    14. Sonalde Desai & P. Chase-Lansdale & Robert Michael, 1989. "Mother or Market? Effects of Maternal Employment on the Intellectual Ability of 4-Year-Old Children," Demography, Springer;Population Association of America (PAA), vol. 26(4), pages 545-561, November.
    15. Hope Corman & Theodore J. Joyce & Michael Grossman, 1987. "Birth Outcome Production Function in the United States," Journal of Human Resources, University of Wisconsin Press, vol. 22(3), pages 339-360.
    16. Michael Grossman, 1972. "The Demand for Health: A Theoretical and Empirical Investigation," NBER Books, National Bureau of Economic Research, Inc, number gros72-1, December.
    17. Warner, Geoffrey L, 1995. "Prenatal Care Demand and Birthweight Production of Black Mothers," American Economic Review, American Economic Association, vol. 85(2), pages 132-137, May.
    18. Blau, Francine D & Grossberg, Adam J, 1992. "Maternal Labor Supply and Children's Cognitive Development," The Review of Economics and Statistics, MIT Press, vol. 74(3), pages 474-481, August.
    19. Theodore Joyce & Andrew D. Racine & Naci Mocan, 1992. "The Consequences and Costs of Maternal Substance Abuse in New York City," NBER Working Papers 3987, National Bureau of Economic Research, Inc.
    Full references (including those not matched with items on IDEAS)

    Citations

    Citations are extracted by the CitEc Project, subscribe to its RSS feed for this item.
    as


    Cited by:

    1. Hilary Hoynes & Doug Miller & David Simon, 2015. "Income, the Earned Income Tax Credit, and Infant Health," American Economic Journal: Economic Policy, American Economic Association, vol. 7(1), pages 172-211, February.
    2. repec:pal:easeco:v:43:y:2017:i:3:d:10.1057_s41302-016-0010-0 is not listed on IDEAS

    More about this item

    JEL classification:

    • J1 - Labor and Demographic Economics - - Demographic Economics
    • J2 - Labor and Demographic Economics - - Demand and Supply of Labor
    • J3 - Labor and Demographic Economics - - Wages, Compensation, and Labor Costs

    Statistics

    Access and download statistics

    Corrections

    All material on this site has been provided by the respective publishers and authors.

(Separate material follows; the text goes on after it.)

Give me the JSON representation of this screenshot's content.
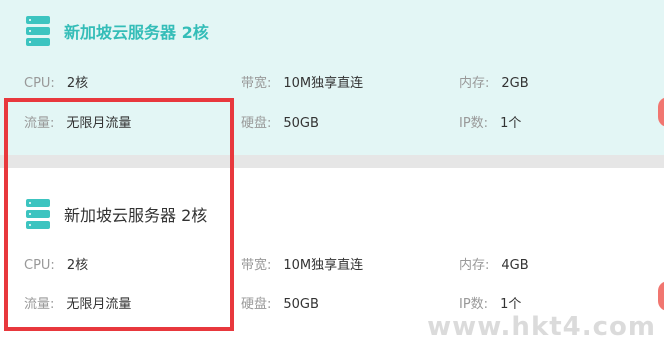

You can help correct errors and omissions. When requesting a correction, please mention this item's handle: RePEc:oup:ecinqu:v:43:y:2005:i:2:p:283-302. See general information about how to correct material in RePEc.

    For technical questions regarding this item, or to correct its authors, title, abstract, bibliographic or download information, contact: (Oxford University Press) or (Christopher F. Baum). General contact details of provider: http://edirc.repec.org/data/weaaaea.html .

    If you have authored this item and are not yet registered with RePEc, we encourage you to do it here. This allows to link your profile to this item. It also allows you to accept potential citations to this item that we are uncertain about.

    If CitEc recognized a reference but did not link an item in RePEc to it, you can help with this form .

    If you know of missing items citing this one, you can help us creating those links by adding the relevant references in the same way as above, for each refering item. If you are a registered author of this item, you may also want to check the "citations" tab in your RePEc Author Service profile, as there may be some citations waiting for confirmation.

    Please note that corrections may take a couple of weeks to filter through the various RePEc services.

    IDEAS is a RePEc service hosted by the Research Division of the Federal Reserve Bank of St. Louis . RePEc uses bibliographic data supplied by the respective publishers.